Reproduce the records. Keep every word exact and include no images.

=== Begin Enclosure ===

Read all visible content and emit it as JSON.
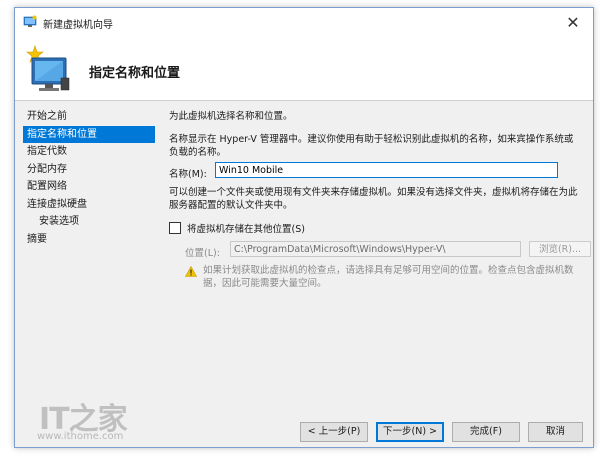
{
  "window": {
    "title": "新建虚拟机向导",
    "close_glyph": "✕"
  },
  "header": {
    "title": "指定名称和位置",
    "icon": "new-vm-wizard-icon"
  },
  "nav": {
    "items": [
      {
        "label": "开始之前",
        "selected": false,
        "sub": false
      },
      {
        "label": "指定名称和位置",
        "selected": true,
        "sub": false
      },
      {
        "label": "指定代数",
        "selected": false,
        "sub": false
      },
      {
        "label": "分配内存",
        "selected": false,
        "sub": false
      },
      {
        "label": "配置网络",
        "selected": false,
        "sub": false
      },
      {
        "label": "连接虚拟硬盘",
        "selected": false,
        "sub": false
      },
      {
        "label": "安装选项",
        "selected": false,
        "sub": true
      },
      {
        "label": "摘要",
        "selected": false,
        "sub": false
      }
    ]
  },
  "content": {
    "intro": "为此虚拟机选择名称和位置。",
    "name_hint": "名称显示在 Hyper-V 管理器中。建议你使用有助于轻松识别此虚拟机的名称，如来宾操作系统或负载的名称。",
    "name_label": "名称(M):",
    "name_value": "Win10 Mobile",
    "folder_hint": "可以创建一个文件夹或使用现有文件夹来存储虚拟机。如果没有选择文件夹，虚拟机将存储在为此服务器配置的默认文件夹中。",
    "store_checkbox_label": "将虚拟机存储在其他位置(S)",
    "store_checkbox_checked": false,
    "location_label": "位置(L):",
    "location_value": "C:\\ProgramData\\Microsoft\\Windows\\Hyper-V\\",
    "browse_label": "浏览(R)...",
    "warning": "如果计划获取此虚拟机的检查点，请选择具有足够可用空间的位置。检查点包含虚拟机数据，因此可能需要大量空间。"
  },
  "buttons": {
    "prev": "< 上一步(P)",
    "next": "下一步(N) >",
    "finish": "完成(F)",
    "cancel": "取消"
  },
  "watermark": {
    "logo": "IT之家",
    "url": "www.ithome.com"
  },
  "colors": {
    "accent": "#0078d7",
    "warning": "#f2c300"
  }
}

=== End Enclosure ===

▶ **Result for this exercise**:
Read all visible content and emit it as JSON.
{
  "window": {
    "title": "新建虚拟机向导",
    "close_glyph": "✕"
  },
  "header": {
    "title": "指定名称和位置",
    "icon": "new-vm-wizard-icon"
  },
  "nav": {
    "items": [
      {
        "label": "开始之前",
        "selected": false,
        "sub": false
      },
      {
        "label": "指定名称和位置",
        "selected": true,
        "sub": false
      },
      {
        "label": "指定代数",
        "selected": false,
        "sub": false
      },
      {
        "label": "分配内存",
        "selected": false,
        "sub": false
      },
      {
        "label": "配置网络",
        "selected": false,
        "sub": false
      },
      {
        "label": "连接虚拟硬盘",
        "selected": false,
        "sub": false
      },
      {
        "label": "安装选项",
        "selected": false,
        "sub": true
      },
      {
        "label": "摘要",
        "selected": false,
        "sub": false
      }
    ]
  },
  "content": {
    "intro": "为此虚拟机选择名称和位置。",
    "name_hint": "名称显示在 Hyper-V 管理器中。建议你使用有助于轻松识别此虚拟机的名称，如来宾操作系统或负载的名称。",
    "name_label": "名称(M):",
    "name_value": "Win10 Mobile",
    "folder_hint": "可以创建一个文件夹或使用现有文件夹来存储虚拟机。如果没有选择文件夹，虚拟机将存储在为此服务器配置的默认文件夹中。",
    "store_checkbox_label": "将虚拟机存储在其他位置(S)",
    "store_checkbox_checked": false,
    "location_label": "位置(L):",
    "location_value": "C:\\ProgramData\\Microsoft\\Windows\\Hyper-V\\",
    "browse_label": "浏览(R)...",
    "warning": "如果计划获取此虚拟机的检查点，请选择具有足够可用空间的位置。检查点包含虚拟机数据，因此可能需要大量空间。"
  },
  "buttons": {
    "prev": "< 上一步(P)",
    "next": "下一步(N) >",
    "finish": "完成(F)",
    "cancel": "取消"
  },
  "watermark": {
    "logo": "IT之家",
    "url": "www.ithome.com"
  },
  "colors": {
    "accent": "#0078d7",
    "warning": "#f2c300"
  }
}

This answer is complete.